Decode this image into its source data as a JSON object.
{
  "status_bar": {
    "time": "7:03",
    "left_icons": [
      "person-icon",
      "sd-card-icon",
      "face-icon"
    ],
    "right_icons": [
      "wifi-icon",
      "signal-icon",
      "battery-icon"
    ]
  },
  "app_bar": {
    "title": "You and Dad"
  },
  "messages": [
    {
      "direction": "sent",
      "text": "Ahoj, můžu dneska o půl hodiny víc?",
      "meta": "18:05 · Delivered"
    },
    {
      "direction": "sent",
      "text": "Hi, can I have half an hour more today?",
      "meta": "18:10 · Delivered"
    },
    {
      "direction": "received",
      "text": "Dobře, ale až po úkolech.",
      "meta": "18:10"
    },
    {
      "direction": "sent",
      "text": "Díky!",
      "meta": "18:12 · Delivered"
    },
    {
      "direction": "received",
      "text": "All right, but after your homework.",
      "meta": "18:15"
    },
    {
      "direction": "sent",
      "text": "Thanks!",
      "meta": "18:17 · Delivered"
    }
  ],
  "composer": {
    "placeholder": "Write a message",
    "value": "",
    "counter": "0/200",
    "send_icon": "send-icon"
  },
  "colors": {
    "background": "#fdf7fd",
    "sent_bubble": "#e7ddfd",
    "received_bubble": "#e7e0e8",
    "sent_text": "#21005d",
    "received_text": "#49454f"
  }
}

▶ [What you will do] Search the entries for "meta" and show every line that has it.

▶ [Task solution]
      "meta": "18:05 · Delivered"
      "meta": "18:10 · Delivered"
      "meta": "18:10"
      "meta": "18:12 · Delivered"
      "meta": "18:15"
      "meta": "18:17 · Delivered"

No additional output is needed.